BEGIN

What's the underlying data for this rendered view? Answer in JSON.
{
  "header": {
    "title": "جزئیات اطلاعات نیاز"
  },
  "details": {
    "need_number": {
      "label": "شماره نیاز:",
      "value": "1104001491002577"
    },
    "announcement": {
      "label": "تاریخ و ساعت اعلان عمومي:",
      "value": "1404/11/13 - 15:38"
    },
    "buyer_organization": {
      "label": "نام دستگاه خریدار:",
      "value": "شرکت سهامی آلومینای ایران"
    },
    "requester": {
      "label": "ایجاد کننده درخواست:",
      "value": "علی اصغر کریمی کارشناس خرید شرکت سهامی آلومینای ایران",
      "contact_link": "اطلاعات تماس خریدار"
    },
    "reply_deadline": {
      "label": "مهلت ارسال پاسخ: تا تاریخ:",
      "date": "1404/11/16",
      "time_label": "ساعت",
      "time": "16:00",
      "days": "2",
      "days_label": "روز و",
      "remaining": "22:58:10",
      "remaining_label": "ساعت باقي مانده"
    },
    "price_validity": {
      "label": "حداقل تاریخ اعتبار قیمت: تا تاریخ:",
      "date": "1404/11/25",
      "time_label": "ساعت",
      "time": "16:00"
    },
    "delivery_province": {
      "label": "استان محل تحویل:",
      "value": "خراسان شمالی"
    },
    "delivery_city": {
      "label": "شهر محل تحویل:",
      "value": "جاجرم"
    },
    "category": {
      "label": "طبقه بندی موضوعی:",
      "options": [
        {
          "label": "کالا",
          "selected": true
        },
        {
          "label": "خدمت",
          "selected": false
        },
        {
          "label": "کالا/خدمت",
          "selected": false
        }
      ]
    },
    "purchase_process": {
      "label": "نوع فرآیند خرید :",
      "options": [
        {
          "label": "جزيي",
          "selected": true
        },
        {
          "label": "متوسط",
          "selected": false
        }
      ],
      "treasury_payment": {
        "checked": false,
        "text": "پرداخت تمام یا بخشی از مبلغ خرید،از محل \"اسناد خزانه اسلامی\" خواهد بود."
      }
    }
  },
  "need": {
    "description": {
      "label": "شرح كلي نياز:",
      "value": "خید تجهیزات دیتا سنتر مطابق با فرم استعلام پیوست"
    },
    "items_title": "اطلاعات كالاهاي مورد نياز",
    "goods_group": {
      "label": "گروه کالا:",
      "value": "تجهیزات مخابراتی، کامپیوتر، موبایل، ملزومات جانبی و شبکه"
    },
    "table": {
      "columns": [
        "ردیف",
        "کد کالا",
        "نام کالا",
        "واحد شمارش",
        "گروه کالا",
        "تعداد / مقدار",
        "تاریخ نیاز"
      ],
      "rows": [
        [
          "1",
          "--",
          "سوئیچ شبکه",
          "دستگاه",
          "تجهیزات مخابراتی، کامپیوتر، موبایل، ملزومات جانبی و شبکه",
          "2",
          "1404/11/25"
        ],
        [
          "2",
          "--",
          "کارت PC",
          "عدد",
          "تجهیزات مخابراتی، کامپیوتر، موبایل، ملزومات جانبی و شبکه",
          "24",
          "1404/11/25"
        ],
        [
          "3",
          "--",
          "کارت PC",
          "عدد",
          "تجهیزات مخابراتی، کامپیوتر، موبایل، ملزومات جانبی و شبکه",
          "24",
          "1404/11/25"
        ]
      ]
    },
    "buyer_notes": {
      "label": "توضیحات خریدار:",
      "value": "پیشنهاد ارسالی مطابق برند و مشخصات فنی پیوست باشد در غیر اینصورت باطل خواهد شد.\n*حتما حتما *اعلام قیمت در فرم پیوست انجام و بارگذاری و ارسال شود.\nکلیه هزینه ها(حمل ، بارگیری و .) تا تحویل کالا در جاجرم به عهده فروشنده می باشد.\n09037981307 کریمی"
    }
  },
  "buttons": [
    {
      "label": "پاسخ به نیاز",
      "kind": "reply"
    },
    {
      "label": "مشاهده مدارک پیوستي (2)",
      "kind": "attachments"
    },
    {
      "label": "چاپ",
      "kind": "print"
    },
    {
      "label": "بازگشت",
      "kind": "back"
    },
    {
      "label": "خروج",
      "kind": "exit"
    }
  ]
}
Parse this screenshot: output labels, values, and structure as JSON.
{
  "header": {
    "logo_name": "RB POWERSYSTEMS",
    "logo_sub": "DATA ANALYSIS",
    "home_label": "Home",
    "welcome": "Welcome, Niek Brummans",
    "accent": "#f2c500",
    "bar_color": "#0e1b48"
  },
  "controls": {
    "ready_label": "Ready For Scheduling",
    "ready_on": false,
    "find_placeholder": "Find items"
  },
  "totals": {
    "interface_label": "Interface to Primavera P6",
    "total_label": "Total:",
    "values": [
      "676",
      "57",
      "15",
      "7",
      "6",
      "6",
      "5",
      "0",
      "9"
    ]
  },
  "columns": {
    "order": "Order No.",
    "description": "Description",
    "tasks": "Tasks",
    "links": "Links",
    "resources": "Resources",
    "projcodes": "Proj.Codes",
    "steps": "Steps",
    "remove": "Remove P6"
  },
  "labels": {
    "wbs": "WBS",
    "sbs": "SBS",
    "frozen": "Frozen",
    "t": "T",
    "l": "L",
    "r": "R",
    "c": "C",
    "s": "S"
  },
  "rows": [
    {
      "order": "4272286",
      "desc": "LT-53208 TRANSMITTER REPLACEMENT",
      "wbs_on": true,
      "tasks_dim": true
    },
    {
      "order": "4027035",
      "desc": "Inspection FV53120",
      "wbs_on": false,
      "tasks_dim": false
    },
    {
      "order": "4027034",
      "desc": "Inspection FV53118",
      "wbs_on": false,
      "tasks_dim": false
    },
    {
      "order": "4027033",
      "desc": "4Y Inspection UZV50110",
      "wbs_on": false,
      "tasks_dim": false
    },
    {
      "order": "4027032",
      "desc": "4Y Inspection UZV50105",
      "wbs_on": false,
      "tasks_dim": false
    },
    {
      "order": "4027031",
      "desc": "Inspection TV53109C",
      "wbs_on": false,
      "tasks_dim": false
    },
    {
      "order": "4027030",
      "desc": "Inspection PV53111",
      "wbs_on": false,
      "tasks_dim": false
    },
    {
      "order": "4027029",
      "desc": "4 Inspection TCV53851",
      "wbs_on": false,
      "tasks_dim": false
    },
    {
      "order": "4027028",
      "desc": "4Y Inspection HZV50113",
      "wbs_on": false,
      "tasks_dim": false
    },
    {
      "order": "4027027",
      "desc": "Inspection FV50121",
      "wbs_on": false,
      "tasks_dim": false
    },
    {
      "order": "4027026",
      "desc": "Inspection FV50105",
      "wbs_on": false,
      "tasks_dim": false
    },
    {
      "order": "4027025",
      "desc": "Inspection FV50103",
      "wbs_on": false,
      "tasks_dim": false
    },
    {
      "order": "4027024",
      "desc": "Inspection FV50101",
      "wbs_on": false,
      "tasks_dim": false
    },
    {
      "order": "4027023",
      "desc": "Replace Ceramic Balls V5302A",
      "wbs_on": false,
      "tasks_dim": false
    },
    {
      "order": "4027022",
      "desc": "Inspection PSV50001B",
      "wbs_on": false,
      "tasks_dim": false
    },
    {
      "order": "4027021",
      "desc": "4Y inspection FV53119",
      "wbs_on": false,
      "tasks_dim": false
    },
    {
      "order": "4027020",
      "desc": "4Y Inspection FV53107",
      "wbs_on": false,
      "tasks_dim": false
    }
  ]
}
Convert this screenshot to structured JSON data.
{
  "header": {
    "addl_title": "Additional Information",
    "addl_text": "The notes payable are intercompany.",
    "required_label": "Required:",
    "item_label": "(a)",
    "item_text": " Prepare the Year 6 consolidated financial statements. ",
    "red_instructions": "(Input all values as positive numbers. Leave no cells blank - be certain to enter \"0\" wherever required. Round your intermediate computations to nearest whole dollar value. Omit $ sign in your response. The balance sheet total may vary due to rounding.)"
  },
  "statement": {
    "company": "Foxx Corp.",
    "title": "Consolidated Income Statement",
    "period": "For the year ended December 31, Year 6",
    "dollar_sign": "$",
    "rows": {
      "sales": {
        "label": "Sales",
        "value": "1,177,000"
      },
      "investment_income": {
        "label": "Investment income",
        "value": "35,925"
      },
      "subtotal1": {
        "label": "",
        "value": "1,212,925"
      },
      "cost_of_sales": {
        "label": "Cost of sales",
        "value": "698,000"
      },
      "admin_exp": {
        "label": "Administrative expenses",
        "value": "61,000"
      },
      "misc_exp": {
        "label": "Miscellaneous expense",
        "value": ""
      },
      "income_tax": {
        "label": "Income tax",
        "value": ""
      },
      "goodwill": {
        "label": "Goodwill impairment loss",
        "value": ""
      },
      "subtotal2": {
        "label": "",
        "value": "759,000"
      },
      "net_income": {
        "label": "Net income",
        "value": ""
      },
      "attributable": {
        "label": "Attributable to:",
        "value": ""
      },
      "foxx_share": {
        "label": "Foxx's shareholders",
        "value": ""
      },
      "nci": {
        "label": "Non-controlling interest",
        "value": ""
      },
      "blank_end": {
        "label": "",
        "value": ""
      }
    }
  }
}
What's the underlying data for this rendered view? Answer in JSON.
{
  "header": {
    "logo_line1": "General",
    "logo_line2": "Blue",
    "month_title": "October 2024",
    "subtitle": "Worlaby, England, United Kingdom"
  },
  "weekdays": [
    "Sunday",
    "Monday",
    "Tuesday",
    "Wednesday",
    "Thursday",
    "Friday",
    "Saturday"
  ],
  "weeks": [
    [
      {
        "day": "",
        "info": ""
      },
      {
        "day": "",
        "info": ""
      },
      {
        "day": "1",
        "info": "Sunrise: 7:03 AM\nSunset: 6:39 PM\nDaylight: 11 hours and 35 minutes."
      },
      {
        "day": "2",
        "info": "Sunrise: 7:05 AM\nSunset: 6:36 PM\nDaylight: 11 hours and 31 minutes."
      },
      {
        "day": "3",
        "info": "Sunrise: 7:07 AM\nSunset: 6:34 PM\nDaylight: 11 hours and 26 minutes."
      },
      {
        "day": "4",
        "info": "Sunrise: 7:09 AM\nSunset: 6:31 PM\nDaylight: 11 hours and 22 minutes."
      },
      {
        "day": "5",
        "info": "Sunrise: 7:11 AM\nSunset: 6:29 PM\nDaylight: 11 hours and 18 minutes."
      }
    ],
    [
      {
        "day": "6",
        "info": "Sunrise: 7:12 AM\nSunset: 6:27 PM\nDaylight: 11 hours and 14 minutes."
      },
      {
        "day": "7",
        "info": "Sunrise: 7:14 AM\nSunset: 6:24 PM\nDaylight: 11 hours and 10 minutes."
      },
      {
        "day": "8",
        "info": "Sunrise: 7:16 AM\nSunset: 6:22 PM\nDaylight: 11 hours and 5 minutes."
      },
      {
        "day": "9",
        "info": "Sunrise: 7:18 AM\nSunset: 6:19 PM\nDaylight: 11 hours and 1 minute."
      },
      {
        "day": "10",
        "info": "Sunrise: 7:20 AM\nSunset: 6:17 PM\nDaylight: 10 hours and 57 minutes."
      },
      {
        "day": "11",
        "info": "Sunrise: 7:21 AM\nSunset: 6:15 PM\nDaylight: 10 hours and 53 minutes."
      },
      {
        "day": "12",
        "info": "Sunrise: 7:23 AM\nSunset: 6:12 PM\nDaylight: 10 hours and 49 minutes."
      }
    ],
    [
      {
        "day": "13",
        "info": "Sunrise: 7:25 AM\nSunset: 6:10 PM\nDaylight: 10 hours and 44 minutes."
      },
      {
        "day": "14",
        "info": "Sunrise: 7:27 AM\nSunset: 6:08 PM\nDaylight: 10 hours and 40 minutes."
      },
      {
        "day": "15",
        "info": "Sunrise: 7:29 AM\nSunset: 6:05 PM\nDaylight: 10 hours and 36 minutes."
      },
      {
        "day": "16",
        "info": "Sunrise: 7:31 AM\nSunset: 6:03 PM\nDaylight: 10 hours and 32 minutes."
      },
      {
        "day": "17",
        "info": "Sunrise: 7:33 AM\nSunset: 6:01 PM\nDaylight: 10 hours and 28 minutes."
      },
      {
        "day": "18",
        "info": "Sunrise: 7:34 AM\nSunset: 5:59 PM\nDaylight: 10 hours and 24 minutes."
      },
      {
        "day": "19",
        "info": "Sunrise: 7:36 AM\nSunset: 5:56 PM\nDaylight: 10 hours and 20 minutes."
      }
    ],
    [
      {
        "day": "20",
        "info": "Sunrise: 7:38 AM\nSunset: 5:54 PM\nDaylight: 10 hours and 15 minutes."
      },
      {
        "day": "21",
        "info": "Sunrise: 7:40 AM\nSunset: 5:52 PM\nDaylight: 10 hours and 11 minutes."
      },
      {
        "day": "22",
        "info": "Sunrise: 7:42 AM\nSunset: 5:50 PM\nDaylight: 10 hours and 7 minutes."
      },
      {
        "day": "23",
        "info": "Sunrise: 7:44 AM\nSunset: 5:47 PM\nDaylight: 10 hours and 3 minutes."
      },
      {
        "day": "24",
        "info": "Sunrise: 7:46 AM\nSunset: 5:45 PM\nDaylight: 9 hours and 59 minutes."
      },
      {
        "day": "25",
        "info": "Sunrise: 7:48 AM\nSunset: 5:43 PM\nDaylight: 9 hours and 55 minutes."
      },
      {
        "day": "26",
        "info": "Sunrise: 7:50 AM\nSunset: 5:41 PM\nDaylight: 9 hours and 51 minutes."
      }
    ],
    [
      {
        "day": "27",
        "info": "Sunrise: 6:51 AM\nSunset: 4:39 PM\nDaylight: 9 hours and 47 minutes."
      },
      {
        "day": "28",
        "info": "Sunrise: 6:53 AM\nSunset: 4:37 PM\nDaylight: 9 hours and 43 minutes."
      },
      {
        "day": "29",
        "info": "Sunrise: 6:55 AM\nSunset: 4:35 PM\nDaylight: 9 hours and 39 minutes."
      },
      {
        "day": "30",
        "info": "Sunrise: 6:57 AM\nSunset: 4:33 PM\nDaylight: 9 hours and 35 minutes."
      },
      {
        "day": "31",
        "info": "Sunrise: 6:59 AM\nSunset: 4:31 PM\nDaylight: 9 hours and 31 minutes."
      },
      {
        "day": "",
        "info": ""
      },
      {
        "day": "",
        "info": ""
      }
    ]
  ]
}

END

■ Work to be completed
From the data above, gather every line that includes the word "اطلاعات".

■ Result of the task
    "title": "جزئیات اطلاعات نیاز"
      "contact_link": "اطلاعات تماس خریدار"
    "items_title": "اطلاعات كالاهاي مورد نياز",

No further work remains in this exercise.